On 5/22/07, Christopher Taylor <gerarus@westnet.com.au> wrote:

Not quite what I meant :-). I am fully sympathetic to the no-monotypic-higher-taxa drive - I agree that they generally serve little or no purpose, clutter up the literature and possibly even cause harm by adding to the impression that taxa at the same "rank" are somehow equivalent. However, if you had reasons to believe that your new taxon was probably related to some other neosauropod of equally uncertain position (for the sake of argument, let's say _Euhelopus_) but were unable to rigorously test this phylogenetically, it might still be useful to unite the two as "Euhelopodidae" as a means of highlighting the likely connection.
[...]
One final point that I should probably make before this discussion moves
in an unintended direction - the points I've been making are not
intended as attacks on phylogenetic nomenclature _per se_. They are
arguments about making phylogeny a _sine qua non_ of nomenclature.

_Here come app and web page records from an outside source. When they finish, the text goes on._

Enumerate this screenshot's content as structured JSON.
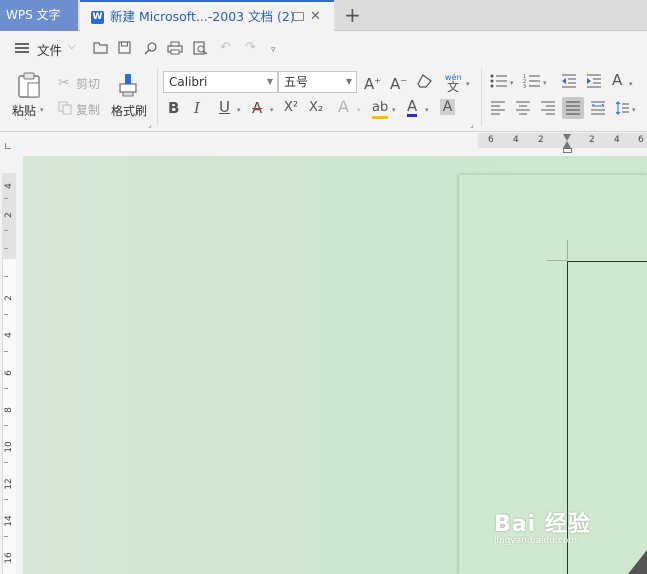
{
  "titlebar": {
    "app_tab": "WPS 文字",
    "doc_tab": "新建 Microsoft...-2003 文档 (2)",
    "close_glyph": "✕",
    "new_tab_glyph": "+"
  },
  "quickbar": {
    "file_label": "文件"
  },
  "ribbon": {
    "paste_label": "粘贴",
    "cut_label": "剪切",
    "copy_label": "复制",
    "format_painter_label": "格式刷",
    "font_name": "Calibri",
    "font_size": "五号",
    "bold": "B",
    "italic": "I",
    "underline": "U",
    "strike": "A",
    "superscript": "X²",
    "subscript": "X₂",
    "text_effect": "A",
    "highlight": "ab",
    "font_color": "A",
    "char_shading": "A",
    "grow_font": "A",
    "shrink_font": "A",
    "phonetic": "wén"
  },
  "hruler": {
    "labels": [
      "6",
      "4",
      "2",
      "2",
      "2",
      "4",
      "6"
    ]
  },
  "vruler": {
    "labels": [
      "4",
      "2",
      "2",
      "2",
      "4",
      "6",
      "8",
      "10",
      "12",
      "14",
      "16"
    ]
  },
  "watermark": {
    "brand": "Bai 经验",
    "url": "jingyan.baidu.com"
  },
  "colors": {
    "app_tab_bg": "#6c8fd0",
    "accent": "#2b6dd6",
    "canvas": "#cfe8cf"
  }
}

But your nomenclature is still based on phylogeny. Euhelopodidae would be a recognized phylogenetic entity in your example, even if its exact relationships are uncertain. (Just as pterosaurs are pterosaurs regardless of whether they are pan-avians, non-archosaurian archosauromorphs, or whatever; and testudines are testudines regardless of whether they are diapsids or not.)

It doesn't seem like you have an actual argument with phylogenetic
nomenclature, unless you really think there should be some other
component to nomenclature, such as phenetic similarity, ecological
niche, etc. That doesn't seem to be the case, so....

--
Mike Keesey